- _WHAT IS NEEDED_
Search the records below for the word "header", then return every line where it appears.

[[ STUDY MATERIAL open ]]

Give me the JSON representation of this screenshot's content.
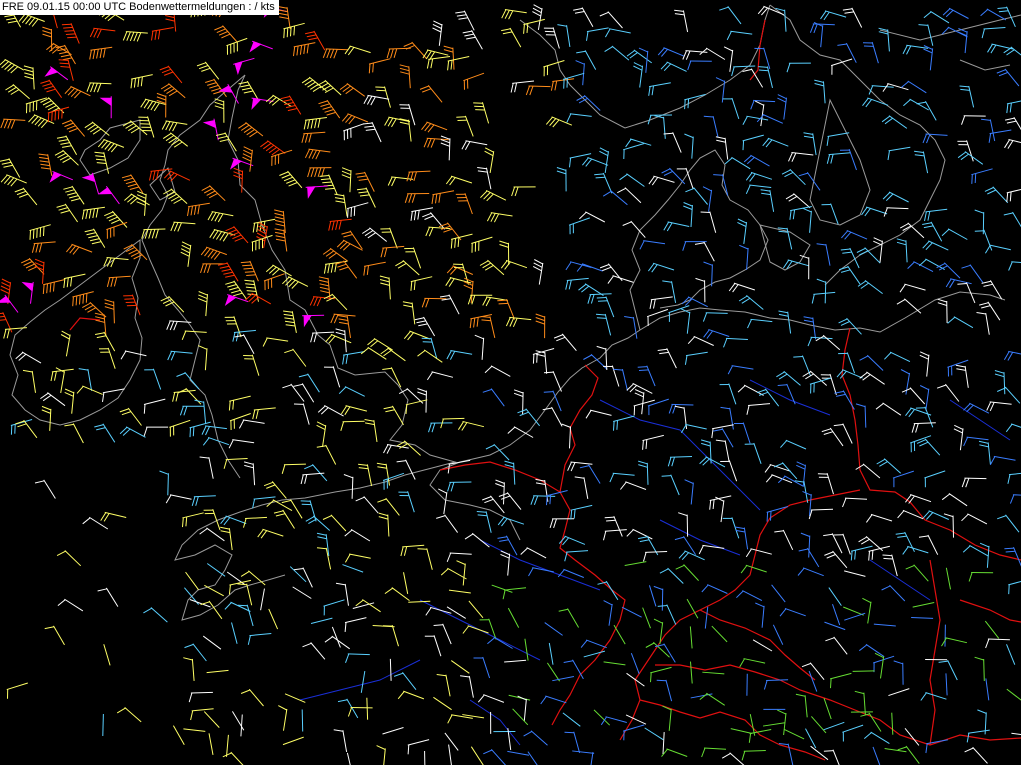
{
  "header": {
    "title": "FRE 09.01.15 00:00 UTC  Bodenwettermeldungen :  / kts"
  },
  "legend_colors": {
    "lt10": "#3a7dff",
    "10to15": "#5ad0ff",
    "15to20": "#ffffff",
    "20to25": "#ffff66",
    "25to30": "#ffcc33",
    "30to40": "#ff8c1a",
    "40to50": "#ff3300",
    "gt50": "#ff00ff",
    "calm": "#66dd33"
  },
  "map_colors": {
    "coast": "#9a9a9a",
    "border": "#e01010",
    "river": "#1a2fd8",
    "background": "#000000"
  }
}
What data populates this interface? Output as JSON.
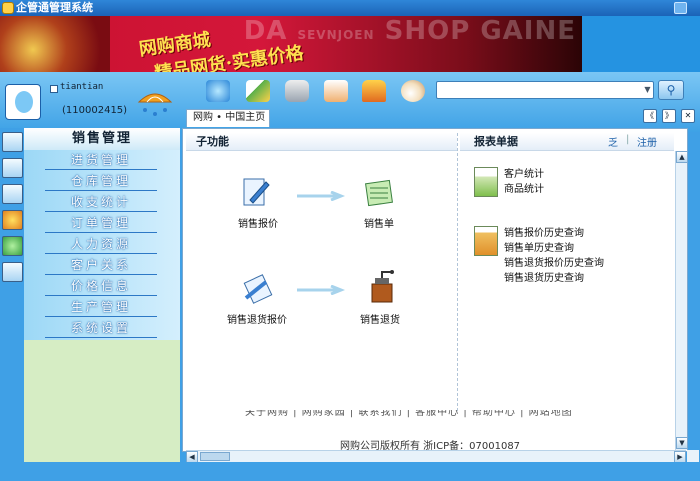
{
  "window": {
    "title": "企管通管理系统"
  },
  "banner": {
    "slogan_line1": "网购商城",
    "slogan_line2": "精品网货·实惠价格",
    "overlay_words": [
      "SHOP",
      "GAINE",
      "SEVNJOEN",
      "DA"
    ]
  },
  "user": {
    "name": "tiantian",
    "id": "(110002415)"
  },
  "toolbar": {
    "icons": [
      "globe-icon",
      "pen-icon",
      "camera-icon",
      "printer-icon",
      "shirt-icon",
      "teacup-icon"
    ],
    "search_value": "",
    "search_button_icon": "magnifier-icon"
  },
  "tabs": [
    {
      "label": "网购 • 中国主页"
    }
  ],
  "nav_buttons": {
    "prev": "《",
    "next": "》",
    "close": "✕"
  },
  "left_icons": [
    "edit-icon",
    "contacts-icon",
    "copy-icon",
    "radiation-icon",
    "email-icon",
    "folder-icon"
  ],
  "menu": {
    "header": "销售管理",
    "items": [
      "进货管理",
      "仓库管理",
      "收支统计",
      "订单管理",
      "人力资源",
      "客户关系",
      "价格信息",
      "生产管理",
      "系统设置"
    ]
  },
  "functions": {
    "header": "子功能",
    "items": [
      {
        "label": "销售报价",
        "icon": "quote-doc-icon"
      },
      {
        "label": "销售单",
        "icon": "sales-sheet-icon"
      },
      {
        "label": "销售退货报价",
        "icon": "return-quote-icon"
      },
      {
        "label": "销售退货",
        "icon": "grinder-icon"
      }
    ]
  },
  "reports": {
    "header": "报表单据",
    "register_partial": "乏",
    "register_label": "注册",
    "group1": [
      "客户统计",
      "商品统计"
    ],
    "group2": [
      "销售报价历史查询",
      "销售单历史查询",
      "销售退货报价历史查询",
      "销售退货历史查询"
    ]
  },
  "footer": {
    "links_cut": "关于网购 | 网购家园 | 联系我们 | 客服中心 | 帮助中心 | 网站地图",
    "copyright": "网购公司版权所有  浙ICP备：07001087"
  },
  "colors": {
    "chrome": "#3fa0e6",
    "banner": "#c8102e",
    "menu_text": "#ffffff",
    "menu_bg_lower": "#d6edc4"
  }
}
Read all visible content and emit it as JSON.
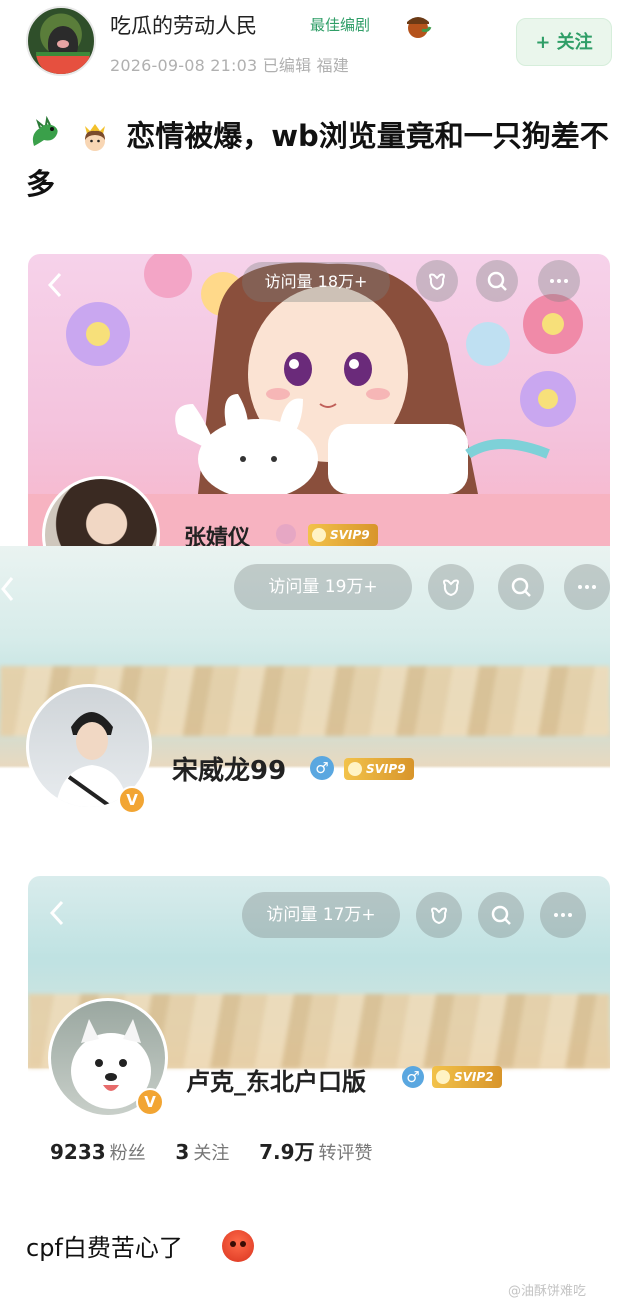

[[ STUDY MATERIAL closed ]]

- _REPLY_
  "header": {
    "header": "销售管理",
    "header": "子功能",
    "header": "报表单据",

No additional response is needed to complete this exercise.